Health Canada has lifted restrictions on gay men donating blood, a move Prime Minister Justin Trudeau called “good news for all Canadians” but took too long
OTTAWA — Health Canada on Thursday lifted restrictions on gay men donating blood, a move that Prime Minister Justin Trudeau called “good news for all Canadians” but that took too long.
Trudeau told a press conference that the ban should have ended 10 to 15 years ago, but research showing it would not affect the safety of the blood supply had not been found. been made by previous governments.
Trudeau said his government had spent C$5 million (US$3.9 million) on research into the safety aspects of changing blood donation rules and several scientific reports showed that “our supply in blood will continue to be safe”.
Health Canada has approved Canadian Blood Services’ request to end the policy that prohibits homosexuals from donating blood for three months after having gay sex.
The blood service asked Health Canada to allow it to eliminate questions about sex or sexuality, and instead base screening on high-risk sexual behaviors like anal sex.
Beginning September 30 at the latest, potential donors will be asked if they have had new or multiple sex partners in the past few months, regardless of gender or sexual orientation. Those who say yes will be asked if they have had high-risk sex. If they did, they would have to wait three months after such activity before donating blood.

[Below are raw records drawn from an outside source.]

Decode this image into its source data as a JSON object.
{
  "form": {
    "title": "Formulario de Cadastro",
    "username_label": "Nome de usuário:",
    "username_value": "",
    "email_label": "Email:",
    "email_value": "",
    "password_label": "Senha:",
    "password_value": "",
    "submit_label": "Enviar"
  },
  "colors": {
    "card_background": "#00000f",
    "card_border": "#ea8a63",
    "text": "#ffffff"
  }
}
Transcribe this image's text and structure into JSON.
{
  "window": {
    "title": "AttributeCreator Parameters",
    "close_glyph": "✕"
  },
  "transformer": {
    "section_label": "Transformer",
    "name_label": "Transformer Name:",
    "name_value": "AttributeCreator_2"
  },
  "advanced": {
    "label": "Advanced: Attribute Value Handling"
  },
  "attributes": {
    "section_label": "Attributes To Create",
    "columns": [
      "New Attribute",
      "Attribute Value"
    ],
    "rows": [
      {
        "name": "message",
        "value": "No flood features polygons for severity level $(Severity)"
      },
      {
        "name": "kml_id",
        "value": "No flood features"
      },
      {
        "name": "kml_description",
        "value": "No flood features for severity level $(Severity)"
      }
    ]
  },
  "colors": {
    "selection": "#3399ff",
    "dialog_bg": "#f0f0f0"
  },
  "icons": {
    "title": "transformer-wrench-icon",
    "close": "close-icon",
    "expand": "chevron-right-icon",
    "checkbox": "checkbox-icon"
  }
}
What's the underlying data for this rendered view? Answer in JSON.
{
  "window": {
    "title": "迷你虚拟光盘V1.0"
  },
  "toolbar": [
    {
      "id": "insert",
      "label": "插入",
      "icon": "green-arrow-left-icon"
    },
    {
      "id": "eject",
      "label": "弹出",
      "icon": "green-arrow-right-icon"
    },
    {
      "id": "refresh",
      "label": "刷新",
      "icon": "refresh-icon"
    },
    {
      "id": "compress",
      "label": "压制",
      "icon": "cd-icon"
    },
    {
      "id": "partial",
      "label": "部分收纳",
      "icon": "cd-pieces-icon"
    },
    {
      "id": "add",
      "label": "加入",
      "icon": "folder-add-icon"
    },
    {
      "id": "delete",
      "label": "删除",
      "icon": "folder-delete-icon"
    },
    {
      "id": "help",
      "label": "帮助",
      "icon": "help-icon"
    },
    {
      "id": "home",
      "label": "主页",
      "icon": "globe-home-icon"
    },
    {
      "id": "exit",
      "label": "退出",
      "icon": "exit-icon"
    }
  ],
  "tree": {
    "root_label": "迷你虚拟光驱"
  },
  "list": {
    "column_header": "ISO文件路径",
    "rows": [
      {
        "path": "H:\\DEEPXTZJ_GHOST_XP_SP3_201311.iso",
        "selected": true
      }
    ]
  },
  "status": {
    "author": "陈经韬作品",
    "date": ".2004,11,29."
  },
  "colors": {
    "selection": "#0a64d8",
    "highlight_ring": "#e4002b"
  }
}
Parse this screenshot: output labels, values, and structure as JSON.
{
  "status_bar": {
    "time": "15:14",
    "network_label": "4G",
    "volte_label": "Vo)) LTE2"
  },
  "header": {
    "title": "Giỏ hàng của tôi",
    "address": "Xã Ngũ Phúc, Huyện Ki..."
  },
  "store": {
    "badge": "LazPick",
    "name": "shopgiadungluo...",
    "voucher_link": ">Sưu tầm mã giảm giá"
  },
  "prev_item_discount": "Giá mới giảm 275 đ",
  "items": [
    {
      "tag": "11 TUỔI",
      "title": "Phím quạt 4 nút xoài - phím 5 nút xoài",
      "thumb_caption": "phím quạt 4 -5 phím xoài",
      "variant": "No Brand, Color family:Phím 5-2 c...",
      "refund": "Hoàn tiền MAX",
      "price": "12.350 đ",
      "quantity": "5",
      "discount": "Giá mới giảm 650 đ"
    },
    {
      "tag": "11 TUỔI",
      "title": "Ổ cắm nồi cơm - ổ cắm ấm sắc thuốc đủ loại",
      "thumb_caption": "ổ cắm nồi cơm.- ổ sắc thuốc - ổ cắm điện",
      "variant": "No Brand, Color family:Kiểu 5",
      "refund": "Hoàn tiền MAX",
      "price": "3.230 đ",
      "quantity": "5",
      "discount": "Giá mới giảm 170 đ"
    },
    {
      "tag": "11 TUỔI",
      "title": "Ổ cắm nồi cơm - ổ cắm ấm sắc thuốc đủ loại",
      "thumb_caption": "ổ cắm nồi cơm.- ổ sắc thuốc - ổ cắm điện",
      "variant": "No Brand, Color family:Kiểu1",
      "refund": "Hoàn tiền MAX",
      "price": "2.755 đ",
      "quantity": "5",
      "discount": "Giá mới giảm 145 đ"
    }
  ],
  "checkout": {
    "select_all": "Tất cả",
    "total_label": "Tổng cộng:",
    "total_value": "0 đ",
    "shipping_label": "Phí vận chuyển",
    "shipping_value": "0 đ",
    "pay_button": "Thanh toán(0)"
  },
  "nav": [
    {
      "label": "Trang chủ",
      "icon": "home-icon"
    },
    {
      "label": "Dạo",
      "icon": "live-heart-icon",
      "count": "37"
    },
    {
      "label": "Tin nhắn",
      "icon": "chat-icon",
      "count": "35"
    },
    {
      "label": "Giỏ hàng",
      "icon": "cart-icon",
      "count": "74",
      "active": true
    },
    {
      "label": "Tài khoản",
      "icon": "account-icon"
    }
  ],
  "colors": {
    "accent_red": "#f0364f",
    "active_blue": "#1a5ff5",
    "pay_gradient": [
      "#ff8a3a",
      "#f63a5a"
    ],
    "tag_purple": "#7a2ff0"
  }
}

The agency says asking questions about sexual behavior rather than sexual orientation will allow it to more reliably assess the risk of infections such as HIV.
Catherine Lewis, spokesperson for Canadian Blood Services, said the change in criteria is “scientifically informed” and allows the agency to be more inclusive about who can donate while ensuring a supply of sure blood.
The policy began in 1992 with an outright ban on gay men donating blood following a tainted blood scandal. Several changes were then made to the blood donation scheme until the deferral periods for donations by gay men were lowered from a lifetime ban to three months in 2019.